§ Data for processing
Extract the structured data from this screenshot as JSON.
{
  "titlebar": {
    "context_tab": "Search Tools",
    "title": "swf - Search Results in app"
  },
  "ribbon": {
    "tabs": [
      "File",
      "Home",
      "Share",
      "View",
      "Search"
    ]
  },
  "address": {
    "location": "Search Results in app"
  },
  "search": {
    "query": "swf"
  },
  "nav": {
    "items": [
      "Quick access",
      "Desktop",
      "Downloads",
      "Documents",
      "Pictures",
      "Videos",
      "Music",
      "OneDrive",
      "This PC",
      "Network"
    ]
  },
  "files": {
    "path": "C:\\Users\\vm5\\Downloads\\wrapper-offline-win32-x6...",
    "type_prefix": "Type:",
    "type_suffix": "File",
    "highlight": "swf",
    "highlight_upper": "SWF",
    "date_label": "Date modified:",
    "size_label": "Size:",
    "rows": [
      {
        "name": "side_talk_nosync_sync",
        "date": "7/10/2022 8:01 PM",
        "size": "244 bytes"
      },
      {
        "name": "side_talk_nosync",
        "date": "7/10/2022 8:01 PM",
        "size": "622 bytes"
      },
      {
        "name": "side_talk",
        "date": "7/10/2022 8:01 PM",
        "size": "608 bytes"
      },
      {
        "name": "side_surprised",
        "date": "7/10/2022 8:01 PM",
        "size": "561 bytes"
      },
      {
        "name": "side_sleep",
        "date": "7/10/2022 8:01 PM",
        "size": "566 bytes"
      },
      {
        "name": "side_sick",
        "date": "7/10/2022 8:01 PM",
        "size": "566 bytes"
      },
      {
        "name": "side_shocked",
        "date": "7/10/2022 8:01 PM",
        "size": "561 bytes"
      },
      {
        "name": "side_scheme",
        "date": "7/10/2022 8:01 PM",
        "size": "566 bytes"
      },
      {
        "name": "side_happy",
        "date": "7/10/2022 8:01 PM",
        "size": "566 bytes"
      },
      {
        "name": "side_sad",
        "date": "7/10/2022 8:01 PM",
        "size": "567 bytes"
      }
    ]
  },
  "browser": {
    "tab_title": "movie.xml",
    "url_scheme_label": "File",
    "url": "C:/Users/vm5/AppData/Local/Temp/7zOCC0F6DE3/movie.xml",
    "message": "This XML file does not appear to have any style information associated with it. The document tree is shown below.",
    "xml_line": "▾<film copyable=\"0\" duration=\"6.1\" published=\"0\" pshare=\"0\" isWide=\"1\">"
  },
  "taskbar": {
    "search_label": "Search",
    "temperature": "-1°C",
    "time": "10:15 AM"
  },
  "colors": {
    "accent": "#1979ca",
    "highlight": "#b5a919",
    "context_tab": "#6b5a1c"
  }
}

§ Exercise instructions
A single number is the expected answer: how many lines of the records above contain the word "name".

§ Problem solution
10